I admit this is an area I am not very familiar with so, if you would like to learn more, please read the adopted resolution or the website regarding the UN’s goals for sustainability, hunger, and poverty in the tea industry.
With that being said, thank you to everyone who is apart of the farming, processing, and production of tea and make it possible for everyone around the world to drink this beautiful beverage. I hope that we always keep this in mind, regardless if it is International Tea Day.
Now that we have highlighted the importance of today, let’s get into the review. I will be reviewing Jin Kong Que using two methods – gong fu and western style. This is because the website mentions the teas can be infused 3 times, but also provides 2-3 minute infusion recommendations.
Left to right: Qimen Caixia (Auhui), Tongmu Jin Jun Mei (Fujian), and Jin Kong Que (Yunnan)
Description: “Its name, which translates to Golden Peacock, is as flashy as its namesake with fairly large, very golden leaves and leaf buds. The liquor does not disappoint as it boasts intricate notes of honey, toastiness, cocoa, and roasted sweet potato.”
Instructions: Steep at 212° for 2-3 minutes
Review: The tea was grown 1400-1600 meters above sea level and was harvested by hand by Farmer Zhao Ji Lin in May 2019, from 15-year-old trees. The tea is comprised of one bud, one leaf and was machine fired and roasted at 15-120 degrees celsius for an hour.
The dry leaves were wiry, fuzzy, and mostly golden orange with some dark brown segments. It smelled, sweet, warm, baked goods, and earthy. After infusing, the leaves were chocolate brown and mildly fruity and sweet.
Gong Fu Style
After adding the dry leaves to the warmed gaiwan, there was a sweet aroma of grains, malt, honey, woodsy, roasted and bread.
Infusion 1 (30 seconds): The liquor was a reddish-brown and smelled roasted and nutty. Taste-wise, it was delicate, sweet, earthy, and toasted and left the mouth dry. It was surprisingly sweeter when cooled.
Infusion 2 (45 seconds): After this infusion, the liquor was slightly more reddish brown and had a roasted earthy smell. It had the same sweet, fruity toasted notes from the first infusion with some dryness at the tail end of the sip. The leaves have unfurled.
Infusion 3 (60 seconds): The liquor remained a reddish-brown and had the same roasted smell as Infusion 2. The taste was fairly faint with some earthy and roasted notes but mostly astringency.
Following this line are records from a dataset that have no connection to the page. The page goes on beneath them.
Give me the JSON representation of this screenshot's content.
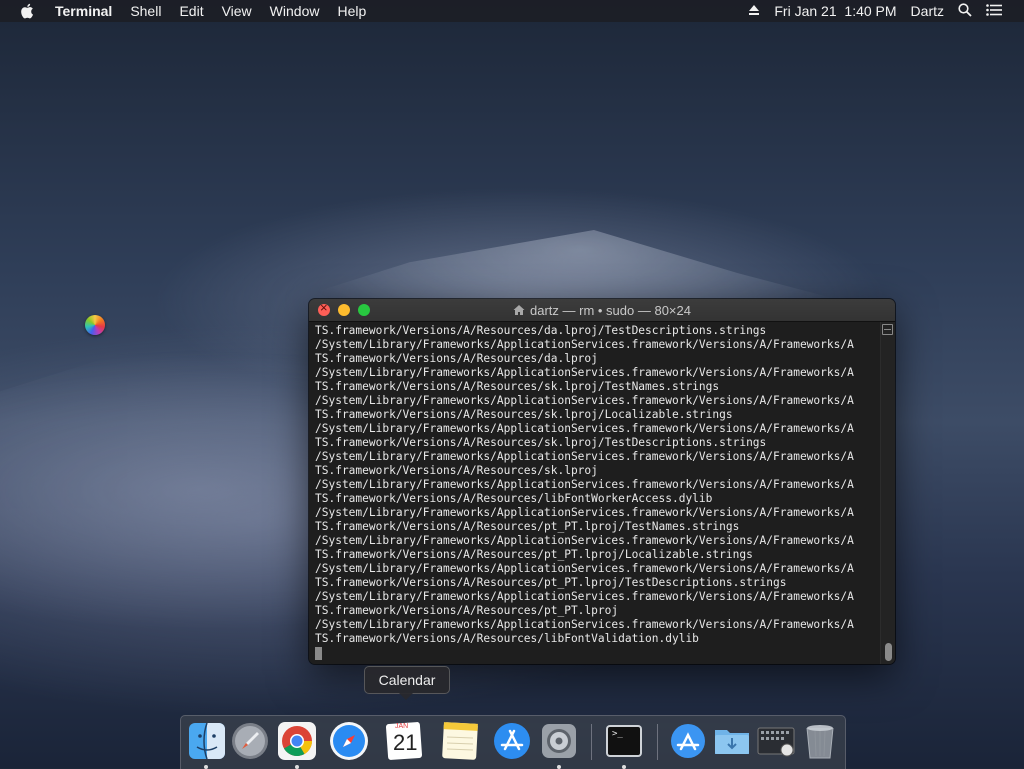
{
  "menubar": {
    "app_name": "Terminal",
    "menus": [
      "Shell",
      "Edit",
      "View",
      "Window",
      "Help"
    ],
    "datetime": "Fri Jan 21  1:40 PM",
    "user": "Dartz"
  },
  "window": {
    "title": "dartz — rm • sudo — 80×24",
    "lines": [
      "TS.framework/Versions/A/Resources/da.lproj/TestDescriptions.strings",
      "/System/Library/Frameworks/ApplicationServices.framework/Versions/A/Frameworks/A",
      "TS.framework/Versions/A/Resources/da.lproj",
      "/System/Library/Frameworks/ApplicationServices.framework/Versions/A/Frameworks/A",
      "TS.framework/Versions/A/Resources/sk.lproj/TestNames.strings",
      "/System/Library/Frameworks/ApplicationServices.framework/Versions/A/Frameworks/A",
      "TS.framework/Versions/A/Resources/sk.lproj/Localizable.strings",
      "/System/Library/Frameworks/ApplicationServices.framework/Versions/A/Frameworks/A",
      "TS.framework/Versions/A/Resources/sk.lproj/TestDescriptions.strings",
      "/System/Library/Frameworks/ApplicationServices.framework/Versions/A/Frameworks/A",
      "TS.framework/Versions/A/Resources/sk.lproj",
      "/System/Library/Frameworks/ApplicationServices.framework/Versions/A/Frameworks/A",
      "TS.framework/Versions/A/Resources/libFontWorkerAccess.dylib",
      "/System/Library/Frameworks/ApplicationServices.framework/Versions/A/Frameworks/A",
      "TS.framework/Versions/A/Resources/pt_PT.lproj/TestNames.strings",
      "/System/Library/Frameworks/ApplicationServices.framework/Versions/A/Frameworks/A",
      "TS.framework/Versions/A/Resources/pt_PT.lproj/Localizable.strings",
      "/System/Library/Frameworks/ApplicationServices.framework/Versions/A/Frameworks/A",
      "TS.framework/Versions/A/Resources/pt_PT.lproj/TestDescriptions.strings",
      "/System/Library/Frameworks/ApplicationServices.framework/Versions/A/Frameworks/A",
      "TS.framework/Versions/A/Resources/pt_PT.lproj",
      "/System/Library/Frameworks/ApplicationServices.framework/Versions/A/Frameworks/A",
      "TS.framework/Versions/A/Resources/libFontValidation.dylib"
    ]
  },
  "tooltip": {
    "label": "Calendar"
  },
  "dock": {
    "calendar_month": "JAN",
    "calendar_day": "21",
    "terminal_prompt": ">_"
  },
  "colors": {
    "close": "#fe5f57",
    "minimize": "#febc2e",
    "maximize": "#28c840",
    "terminal_bg": "#1e1e1e",
    "terminal_fg": "#e8e8e8"
  }
}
After infusing for 2 minutes, the liquor was a brown colour. The flavour was fairly faint with some sweet, earthy, fruity notes. Next time, it may require a bigger spoonful of tea since the leaves are so wiry. This may pull out more flavour.
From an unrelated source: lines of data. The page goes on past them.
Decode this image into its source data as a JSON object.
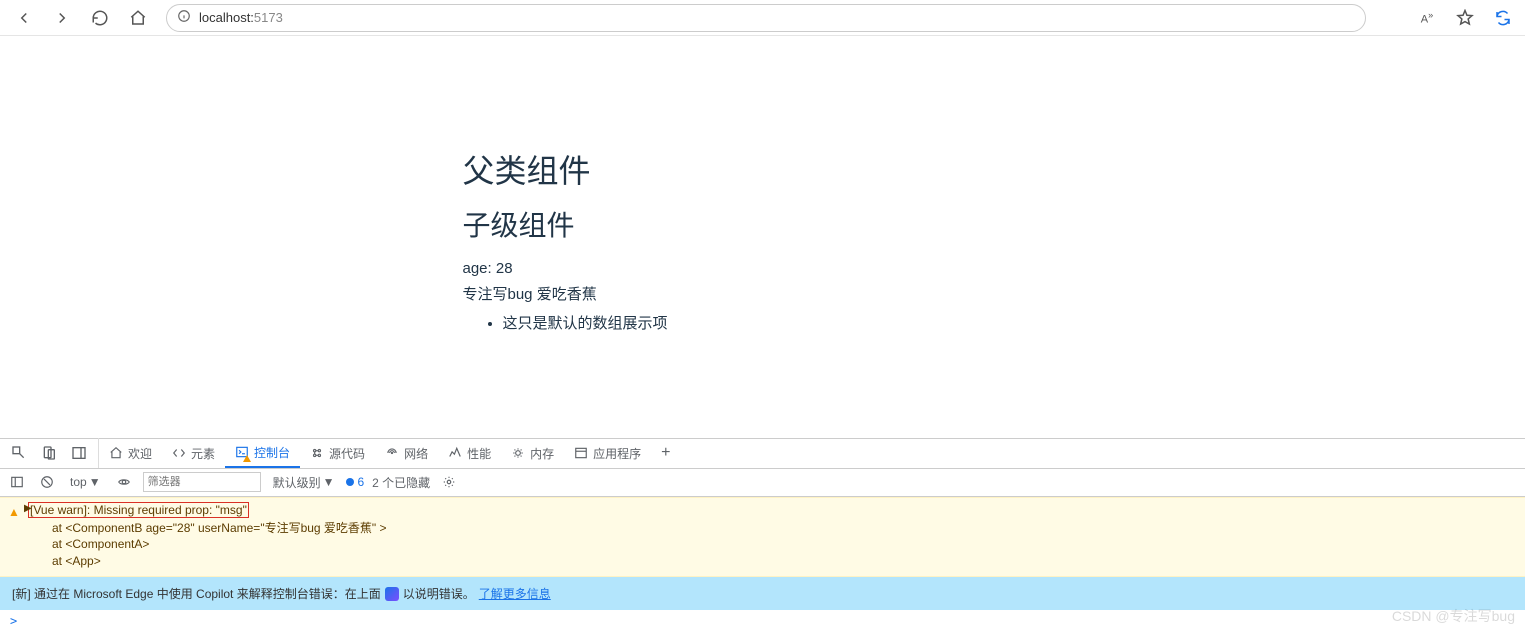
{
  "browser": {
    "url_host": "localhost:",
    "url_port": "5173",
    "aa_icon": "A",
    "sync_label": "⟳"
  },
  "page": {
    "parent_title": "父类组件",
    "child_title": "子级组件",
    "age_line": "age: 28",
    "desc_line": "专注写bug 爱吃香蕉",
    "list_item": "这只是默认的数组展示项"
  },
  "devtools": {
    "tabs": {
      "welcome": "欢迎",
      "elements": "元素",
      "console": "控制台",
      "sources": "源代码",
      "network": "网络",
      "performance": "性能",
      "memory": "内存",
      "application": "应用程序"
    },
    "console_toolbar": {
      "context": "top",
      "filter_placeholder": "筛选器",
      "level": "默认级别",
      "issue_count": "6",
      "hidden_text": "2 个已隐藏"
    },
    "warning": {
      "main": "[Vue warn]: Missing required prop: \"msg\"",
      "line1": "at <ComponentB age=\"28\" userName=\"专注写bug 爱吃香蕉\" >",
      "line2": "at <ComponentA>",
      "line3": "at <App>"
    },
    "banner": {
      "prefix": "[新] 通过在 Microsoft Edge 中使用 Copilot 来解释控制台错误：在上面",
      "mid": "以说明错误。",
      "link": "了解更多信息"
    },
    "prompt": ">"
  },
  "watermark": "CSDN @专注写bug"
}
This would be a nice tea for someone who likes black tea without the intense flavour it can come with. It is much more delicate than the other two teas. I personally like a stronger black tea but this one was still enjoyable (3/5 rating).
- Type: Black tea
- Origin: China, Yunnan
- Caffeine: High caffeine
- Ingredients: Black tea
- Company: Masters Teas (Masters by Adagiotes)
Interview with Farmer
How long have you been growing tea and what got your started?
My parents were tea farmers when I was a small boy. They brought me to the mountain when I was very young. So I loved the mountain and their job. I started to help them when I was 10. On my way to school we picked up the tea leaves every morning. As a result, I began to work when I was 18 after high school.
Can you describe a typical day out in the field?
Si Mao is a mountain area. I have to climb mountains to pick up the tea leaves. I normally go out around 7am in the morning and finish at noon. Then I will send the tea leaves to the primary factory.
What is your favorite part of growing tea?
I love mountains. I began to follow my parents to climb the mountains when I was very young. When I pick up tea leaves I am always very happy. I love the fresh smell.
Conversely, what is the hardest part of your job?
I am 53 now and I do not want to stop, but my knees are not going very well after so many years of climbing. Sometimes I am in pain for that. I do not know what I can do if I lost this job.
The question of the post: What do you think about International Tea Day?